We then asked ChatGPT to rewrite it, emphasizing the customer benefit, but in the same voice:

"At our company, we understand the importance of creating solutions that not only meet, but exceed your expectations. That's why our team of experts is dedicated to using their deep understanding of the industry to engineer innovative solutions that will take your business to the next level. With a unique blend of local expertise and industry-leading professionals, we are able to provide a comprehensive range of services, [redacted]. And with our focus on process control and life-cycle management, we can ensure that your products will be of the highest quality, and stand the test of time. We know that choosing the right partner is a big decision, let us show you the difference working with true professionals can make.”

This attempt was too long and still more from the company’s perspective than the customer’s. So I asked it to rewrite it again with instructions to make it shorter and more compelling for a buyer. Interestingly, it took far longer to generate this copy, which is what it’s like to write shorter copy IRL:

"Unlock the full potential of your business with our unparalleled expertise. Our team of local and industry-leading experts engineer innovative solutions to exceed your expectations. From design to delivery, we ensure the highest quality for your products. Experience the difference working with true professionals can make. Partner with us today.”

This time, ChatGPT acted as a good tool for knowing what not to write. It performed as asked and improved the copy. But the algorithm selected the most used phrases to technically answer my query. This collection of jargon lacks creativity and emotional appeal.
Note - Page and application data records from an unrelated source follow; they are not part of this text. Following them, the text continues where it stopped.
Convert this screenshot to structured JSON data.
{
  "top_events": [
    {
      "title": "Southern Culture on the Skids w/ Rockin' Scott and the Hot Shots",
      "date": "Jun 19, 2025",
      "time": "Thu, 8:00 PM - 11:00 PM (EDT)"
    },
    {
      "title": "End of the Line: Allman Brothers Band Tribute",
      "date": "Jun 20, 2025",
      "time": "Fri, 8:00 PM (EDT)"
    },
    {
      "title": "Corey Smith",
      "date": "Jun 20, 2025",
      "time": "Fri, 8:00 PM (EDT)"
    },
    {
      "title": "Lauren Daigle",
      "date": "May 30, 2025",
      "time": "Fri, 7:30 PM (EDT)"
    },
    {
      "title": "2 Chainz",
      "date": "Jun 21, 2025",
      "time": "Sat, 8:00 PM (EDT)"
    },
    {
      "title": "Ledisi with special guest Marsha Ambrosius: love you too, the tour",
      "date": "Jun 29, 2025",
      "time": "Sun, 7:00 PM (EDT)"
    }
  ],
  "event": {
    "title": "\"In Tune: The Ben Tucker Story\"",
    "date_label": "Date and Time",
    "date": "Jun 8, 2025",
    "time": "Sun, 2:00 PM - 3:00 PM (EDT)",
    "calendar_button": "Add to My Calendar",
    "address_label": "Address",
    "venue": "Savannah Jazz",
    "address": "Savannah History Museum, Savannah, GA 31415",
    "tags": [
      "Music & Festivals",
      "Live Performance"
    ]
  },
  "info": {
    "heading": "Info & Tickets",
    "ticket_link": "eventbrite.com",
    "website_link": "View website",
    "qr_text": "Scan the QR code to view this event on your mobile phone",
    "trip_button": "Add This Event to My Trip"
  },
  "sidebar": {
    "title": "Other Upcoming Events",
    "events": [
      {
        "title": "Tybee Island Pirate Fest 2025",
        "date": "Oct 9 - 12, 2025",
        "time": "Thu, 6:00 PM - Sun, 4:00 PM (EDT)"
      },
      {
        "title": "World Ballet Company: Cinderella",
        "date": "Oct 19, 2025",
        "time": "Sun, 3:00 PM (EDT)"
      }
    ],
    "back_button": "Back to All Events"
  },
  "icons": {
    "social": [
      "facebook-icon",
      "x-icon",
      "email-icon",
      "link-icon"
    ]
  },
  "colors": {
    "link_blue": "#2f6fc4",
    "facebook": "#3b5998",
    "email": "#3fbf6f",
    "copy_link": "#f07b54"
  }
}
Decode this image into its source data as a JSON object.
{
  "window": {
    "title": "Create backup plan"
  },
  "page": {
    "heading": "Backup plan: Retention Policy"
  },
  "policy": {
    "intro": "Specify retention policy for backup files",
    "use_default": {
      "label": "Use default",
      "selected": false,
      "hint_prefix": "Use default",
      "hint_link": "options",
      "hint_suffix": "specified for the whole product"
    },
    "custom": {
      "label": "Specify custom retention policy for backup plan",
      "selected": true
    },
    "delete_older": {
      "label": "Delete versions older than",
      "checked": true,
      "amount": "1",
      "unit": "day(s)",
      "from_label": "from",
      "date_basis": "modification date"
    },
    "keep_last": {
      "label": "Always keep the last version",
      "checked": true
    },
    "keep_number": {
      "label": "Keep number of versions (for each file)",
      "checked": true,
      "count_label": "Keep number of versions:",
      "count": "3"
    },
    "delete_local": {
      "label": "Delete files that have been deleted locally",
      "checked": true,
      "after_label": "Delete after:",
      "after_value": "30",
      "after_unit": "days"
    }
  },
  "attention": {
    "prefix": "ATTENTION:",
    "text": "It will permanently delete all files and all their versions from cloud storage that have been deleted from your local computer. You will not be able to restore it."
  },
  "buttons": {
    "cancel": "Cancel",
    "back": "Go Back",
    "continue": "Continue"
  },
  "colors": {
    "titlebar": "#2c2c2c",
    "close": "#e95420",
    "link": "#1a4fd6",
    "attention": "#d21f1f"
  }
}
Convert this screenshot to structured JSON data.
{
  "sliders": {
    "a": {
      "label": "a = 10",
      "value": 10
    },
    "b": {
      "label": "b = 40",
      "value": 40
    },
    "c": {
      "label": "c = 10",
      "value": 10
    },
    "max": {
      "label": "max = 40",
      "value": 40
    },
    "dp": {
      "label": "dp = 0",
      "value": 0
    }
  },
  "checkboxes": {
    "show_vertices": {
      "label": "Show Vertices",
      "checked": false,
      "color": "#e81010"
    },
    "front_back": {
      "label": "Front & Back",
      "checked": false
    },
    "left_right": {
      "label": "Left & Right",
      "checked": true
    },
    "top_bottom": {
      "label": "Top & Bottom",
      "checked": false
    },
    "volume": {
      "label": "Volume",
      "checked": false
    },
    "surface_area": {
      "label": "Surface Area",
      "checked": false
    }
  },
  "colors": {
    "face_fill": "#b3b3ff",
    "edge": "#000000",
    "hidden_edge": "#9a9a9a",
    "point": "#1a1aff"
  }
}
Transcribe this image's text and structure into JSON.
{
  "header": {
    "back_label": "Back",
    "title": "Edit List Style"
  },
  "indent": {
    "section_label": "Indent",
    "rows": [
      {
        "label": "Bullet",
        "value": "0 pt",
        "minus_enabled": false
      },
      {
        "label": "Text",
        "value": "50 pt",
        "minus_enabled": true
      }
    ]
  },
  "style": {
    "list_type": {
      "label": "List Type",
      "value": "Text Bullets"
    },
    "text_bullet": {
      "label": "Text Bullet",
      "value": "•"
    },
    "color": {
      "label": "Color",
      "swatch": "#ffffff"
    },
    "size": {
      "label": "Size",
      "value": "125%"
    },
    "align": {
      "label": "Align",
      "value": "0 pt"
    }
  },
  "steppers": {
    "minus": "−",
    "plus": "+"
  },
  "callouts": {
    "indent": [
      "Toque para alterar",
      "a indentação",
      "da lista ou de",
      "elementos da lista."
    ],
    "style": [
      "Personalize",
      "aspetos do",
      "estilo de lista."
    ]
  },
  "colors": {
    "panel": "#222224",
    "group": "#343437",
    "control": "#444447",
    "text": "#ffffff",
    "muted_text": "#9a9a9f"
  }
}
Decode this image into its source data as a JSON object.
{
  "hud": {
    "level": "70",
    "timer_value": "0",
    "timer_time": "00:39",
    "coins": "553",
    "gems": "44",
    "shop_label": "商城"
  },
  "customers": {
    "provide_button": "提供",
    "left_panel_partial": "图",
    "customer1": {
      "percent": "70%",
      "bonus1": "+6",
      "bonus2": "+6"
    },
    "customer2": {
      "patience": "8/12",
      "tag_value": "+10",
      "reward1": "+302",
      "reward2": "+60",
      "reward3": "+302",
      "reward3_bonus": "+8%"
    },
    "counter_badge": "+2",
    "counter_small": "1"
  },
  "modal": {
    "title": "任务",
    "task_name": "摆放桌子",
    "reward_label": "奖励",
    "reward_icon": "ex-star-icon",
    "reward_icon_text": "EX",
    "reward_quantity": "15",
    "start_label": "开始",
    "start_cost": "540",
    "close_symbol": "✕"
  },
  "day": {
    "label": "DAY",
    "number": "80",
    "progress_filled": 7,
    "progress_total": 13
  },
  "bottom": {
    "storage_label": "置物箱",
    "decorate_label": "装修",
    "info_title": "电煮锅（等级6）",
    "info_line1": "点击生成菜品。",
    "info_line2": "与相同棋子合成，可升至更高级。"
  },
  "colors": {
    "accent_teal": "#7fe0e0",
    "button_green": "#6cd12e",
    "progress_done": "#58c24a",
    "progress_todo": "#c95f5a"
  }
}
The resulting copy is so overused and generic, it reads as meaningless noise, providing no differentiated reasons to work with them.